New DVD sets feature vintage Colbert, ‘50s noir
Good news for fans of classic Hollywood. Two film collections -- one featuring a screen legend from the 1930s and the other offering some prime film noirs from the 1950s -- have recently been released on DVD.
Claudette Colbert was one of the top female stars during the Golden Age of Hollywood, winning an Oscar for 1934’s romantic comedy “It Happened One Night.” But she was more than just a comic performer. Colbert also was a deft dramatic actress who earned two more best actress nominations -- 1935’s “Private Worlds” and 1944’s “Since You Went Away” -- for complex, serious roles. She seemed incapable of giving a bad performance, and she doesn’t in any of the six films on Universal’s recently released “The Claudette Colbert Collection.”
Colbert is the best thing about 1933’s “Three-Corner Moon,” a Depression-era comedy about a selfish, rich eccentric family that loses everything because of the stock market crash and whose members are forced to get jobs.
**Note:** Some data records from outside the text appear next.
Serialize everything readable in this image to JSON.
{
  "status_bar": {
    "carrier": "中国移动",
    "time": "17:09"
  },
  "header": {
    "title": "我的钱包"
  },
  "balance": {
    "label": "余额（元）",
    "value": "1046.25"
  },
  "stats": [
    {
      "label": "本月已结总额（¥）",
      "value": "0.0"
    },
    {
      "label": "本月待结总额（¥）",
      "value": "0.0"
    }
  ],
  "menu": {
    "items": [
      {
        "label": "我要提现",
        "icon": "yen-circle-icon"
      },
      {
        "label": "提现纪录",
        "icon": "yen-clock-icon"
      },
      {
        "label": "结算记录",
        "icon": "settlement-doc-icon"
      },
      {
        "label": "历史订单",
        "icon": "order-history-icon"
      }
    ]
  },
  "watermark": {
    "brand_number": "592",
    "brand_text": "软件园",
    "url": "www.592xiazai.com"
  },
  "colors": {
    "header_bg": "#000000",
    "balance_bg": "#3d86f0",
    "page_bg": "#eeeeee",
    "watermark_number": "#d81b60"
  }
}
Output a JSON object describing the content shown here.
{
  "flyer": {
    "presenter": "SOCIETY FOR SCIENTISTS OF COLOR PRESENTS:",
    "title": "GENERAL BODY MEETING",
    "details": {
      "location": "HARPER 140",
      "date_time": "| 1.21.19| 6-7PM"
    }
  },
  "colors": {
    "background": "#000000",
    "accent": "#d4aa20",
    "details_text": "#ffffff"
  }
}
“Maid of Salem,” from 1937, is the only drama in the collection. It’s sort of a cut-rate “The Crucible” with Puritan Colbert put on trial for being a witch. Fred MacMurray is totally out of place as the roguishly handsome Virginian who defends Colbert against the charges. The two also appear in “The Egg and I,” part of the collection.
The 1937 romantic comedy “I Met Him in Paris” is pretty standard fare, but Colbert and her love interests -- Robert Young and Melvyn Douglas -- made this lightweight farce watchable.
It seems like sacrilege to criticize an Ernst Lubitsch comedy, especially one written by Billy Wilder and Charles Brackett, but 1938’s “Bluebeard’s Eighth Wife” fizzles instead of sizzles. Again, Colbert rises above the dullness, but Gary Cooper seems uncomfortable playing a sophisticated millionaire who has seven failed marriage to his name.
Colbert and MacMurray, though, have a field day in 1943’s witty “No Time For Love.” Colbert plays a photographer; MacMurray is a sandhog. They bicker. But love finds a way.
In “Columbia Pictures Film Noir Classics Vol. 1,” Arthur Franz gives his strongest performance in 1952’s taut “The Sniper,” directed by Edward Dmytryk and produced by Stanley Kramer. Extras include commentary from Film Noir Foundation founder Eddie Muller and discussion with Martin Scorsese.
Fritz Lang’s explosive 1953 noir “The Big Heat” stars Glenn Ford as an earnest cop intent on stopping the mob in his town. Both Scorsese and Michael Mann discuss the film.
Don Siegel directed 1958’s riveting “The Lineup,” which was shot on location in San Francisco. Extras include commentary from Muller and novelist James Ellroy, and a discussion on noir with Christopher Nolan.
Brian Keith steals 1955’s “Five Against the House,” directed by Phil Karlson. Keith, Guy Madison, Kerwin Matthews and Alvy Moore play college buddies who decide they will rob a Reno casino to prove it can be done.
Vince Edwards gives a chilling turn in 1958’s “Murder by Contract,” as a calm, well-mannered young man who decides to make his living as a hit man. Scorsese is on hand to talk about how this low-budget film influenced his 1976 classic “Taxi Driver.”